Ethnic tensions are a consistent theme among all the cases returned. Whether they break out in high or low-level conflicts, the worse ones are almost exclusively tied to ethnicity and genocide ( Rwanda and Sudan). As it relates to my paper proposal, these results have some serious implications. Focusing on the relations between Algeria and its Berber minority, as desertification continues to destroy the borderlands, the already contentious relationship between these two people groups will invariably flare up as they compete for disappearing water and land resources.

16. Relevant Websites and Literature

[1] The Center for International Earth Science Information Network. Dregne, H.E. "Desertification of Arid Lands"

[2] OXFAM. "desertification",

[3] Saleh, Heba. "Algeria's decade of bloody conflict"; BBC News. 11 January, 2002.

[4] Minorties at Risk. "Assessment for Berbers in Algeria". Last updated December 2003.

[5] Science Daily. "Sahara's Abrupt Desertification Started By Changes In Earth's Orbit, Accelerated By Atmospheric And Vegetation Feedbacks". American Geophysical Union; July 12, 1999.

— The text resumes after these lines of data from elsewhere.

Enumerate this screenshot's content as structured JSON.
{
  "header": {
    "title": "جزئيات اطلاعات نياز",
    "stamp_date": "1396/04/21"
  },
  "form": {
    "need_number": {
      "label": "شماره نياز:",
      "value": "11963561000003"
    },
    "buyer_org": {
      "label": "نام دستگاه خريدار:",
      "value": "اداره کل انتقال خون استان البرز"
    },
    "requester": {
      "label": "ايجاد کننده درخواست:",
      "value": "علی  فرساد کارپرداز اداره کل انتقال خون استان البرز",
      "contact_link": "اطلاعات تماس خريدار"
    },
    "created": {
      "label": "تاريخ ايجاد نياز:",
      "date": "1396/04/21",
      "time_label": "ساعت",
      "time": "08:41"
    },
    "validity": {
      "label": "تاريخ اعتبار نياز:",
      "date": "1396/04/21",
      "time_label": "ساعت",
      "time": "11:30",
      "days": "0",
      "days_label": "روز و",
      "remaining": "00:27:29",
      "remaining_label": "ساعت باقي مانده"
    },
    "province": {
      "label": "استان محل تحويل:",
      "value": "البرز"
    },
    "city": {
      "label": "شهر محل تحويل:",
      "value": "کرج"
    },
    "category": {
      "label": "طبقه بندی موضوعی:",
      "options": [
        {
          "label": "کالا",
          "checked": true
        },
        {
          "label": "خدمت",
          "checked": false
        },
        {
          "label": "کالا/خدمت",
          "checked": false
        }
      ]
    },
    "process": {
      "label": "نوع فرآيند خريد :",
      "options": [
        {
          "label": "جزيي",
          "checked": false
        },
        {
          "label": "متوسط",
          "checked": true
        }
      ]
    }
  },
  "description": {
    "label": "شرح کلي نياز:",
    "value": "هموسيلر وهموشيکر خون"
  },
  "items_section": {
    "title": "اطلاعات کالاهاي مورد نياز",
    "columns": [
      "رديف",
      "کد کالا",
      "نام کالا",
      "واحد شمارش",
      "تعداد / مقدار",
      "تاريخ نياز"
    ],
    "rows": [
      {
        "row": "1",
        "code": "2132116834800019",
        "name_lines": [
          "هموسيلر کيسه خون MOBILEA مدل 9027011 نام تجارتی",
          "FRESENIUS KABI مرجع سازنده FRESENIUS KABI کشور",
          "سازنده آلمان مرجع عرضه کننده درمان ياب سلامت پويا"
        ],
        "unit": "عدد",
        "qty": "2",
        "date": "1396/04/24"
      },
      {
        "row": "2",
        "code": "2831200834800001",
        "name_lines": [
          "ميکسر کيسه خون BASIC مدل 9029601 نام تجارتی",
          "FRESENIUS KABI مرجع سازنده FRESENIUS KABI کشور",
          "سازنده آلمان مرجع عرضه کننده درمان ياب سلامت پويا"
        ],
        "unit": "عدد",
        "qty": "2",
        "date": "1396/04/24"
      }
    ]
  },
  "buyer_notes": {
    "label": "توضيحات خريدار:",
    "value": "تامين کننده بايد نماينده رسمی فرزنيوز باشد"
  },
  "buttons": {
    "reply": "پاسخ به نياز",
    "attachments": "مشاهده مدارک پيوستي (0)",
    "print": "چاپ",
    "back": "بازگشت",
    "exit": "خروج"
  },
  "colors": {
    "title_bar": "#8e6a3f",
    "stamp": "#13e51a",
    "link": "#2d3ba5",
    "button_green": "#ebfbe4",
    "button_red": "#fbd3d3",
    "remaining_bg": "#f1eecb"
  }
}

[6] Dregne, H. E. 1986. Desertification of arid lands. In Physics of desertification, ed. F. El-Baz and M. H. A. Hassan. Dordrecht, The Netherlands: Martinus, Nijhoff.

Other Resources:

* Unless otherwise noted, all graphics and/or images obtained under public domain from

[date of authorship : 9 March 2007]